Website and app data records ::
---------------
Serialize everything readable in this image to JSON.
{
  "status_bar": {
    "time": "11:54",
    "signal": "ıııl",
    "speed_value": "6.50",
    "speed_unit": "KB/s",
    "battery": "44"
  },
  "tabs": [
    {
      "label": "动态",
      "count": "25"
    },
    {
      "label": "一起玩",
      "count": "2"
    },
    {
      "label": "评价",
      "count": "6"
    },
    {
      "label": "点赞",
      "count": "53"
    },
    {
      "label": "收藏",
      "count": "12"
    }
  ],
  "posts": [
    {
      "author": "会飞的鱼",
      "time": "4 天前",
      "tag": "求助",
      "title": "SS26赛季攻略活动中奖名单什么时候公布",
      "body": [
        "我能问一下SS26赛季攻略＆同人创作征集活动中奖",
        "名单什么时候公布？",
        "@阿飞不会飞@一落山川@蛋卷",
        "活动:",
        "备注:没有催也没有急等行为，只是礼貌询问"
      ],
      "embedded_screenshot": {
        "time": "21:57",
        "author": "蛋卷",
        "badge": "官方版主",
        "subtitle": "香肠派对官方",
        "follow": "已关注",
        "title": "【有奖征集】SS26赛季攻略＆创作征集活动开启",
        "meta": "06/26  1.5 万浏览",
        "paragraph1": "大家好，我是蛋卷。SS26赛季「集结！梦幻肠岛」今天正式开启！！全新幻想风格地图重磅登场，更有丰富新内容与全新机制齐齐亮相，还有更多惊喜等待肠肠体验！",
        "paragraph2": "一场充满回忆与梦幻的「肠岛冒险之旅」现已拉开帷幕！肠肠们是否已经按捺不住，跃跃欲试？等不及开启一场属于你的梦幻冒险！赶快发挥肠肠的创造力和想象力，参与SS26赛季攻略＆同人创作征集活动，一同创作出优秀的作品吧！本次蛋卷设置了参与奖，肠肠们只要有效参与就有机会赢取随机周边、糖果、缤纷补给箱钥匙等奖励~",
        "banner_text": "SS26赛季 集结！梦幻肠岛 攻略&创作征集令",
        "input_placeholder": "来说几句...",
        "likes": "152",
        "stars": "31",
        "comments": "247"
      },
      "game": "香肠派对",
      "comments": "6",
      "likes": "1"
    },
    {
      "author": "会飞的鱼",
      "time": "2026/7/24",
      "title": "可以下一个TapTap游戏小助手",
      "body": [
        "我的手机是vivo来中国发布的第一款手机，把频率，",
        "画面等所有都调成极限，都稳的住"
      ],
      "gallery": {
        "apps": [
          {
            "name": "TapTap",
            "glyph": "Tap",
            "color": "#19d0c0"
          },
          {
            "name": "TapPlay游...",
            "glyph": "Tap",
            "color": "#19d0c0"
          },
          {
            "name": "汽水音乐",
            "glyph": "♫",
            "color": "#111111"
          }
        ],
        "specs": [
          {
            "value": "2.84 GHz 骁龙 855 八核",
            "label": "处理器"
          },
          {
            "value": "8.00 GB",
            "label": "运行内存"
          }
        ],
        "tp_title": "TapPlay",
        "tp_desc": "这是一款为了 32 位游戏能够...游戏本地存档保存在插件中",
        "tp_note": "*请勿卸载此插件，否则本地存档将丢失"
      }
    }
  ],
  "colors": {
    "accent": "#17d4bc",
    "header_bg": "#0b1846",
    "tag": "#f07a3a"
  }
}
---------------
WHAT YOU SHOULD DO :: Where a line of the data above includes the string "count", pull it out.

FINISHED TASK ::
      "count": "25"
      "count": "2"
      "count": "6"
      "count": "53"
      "count": "12"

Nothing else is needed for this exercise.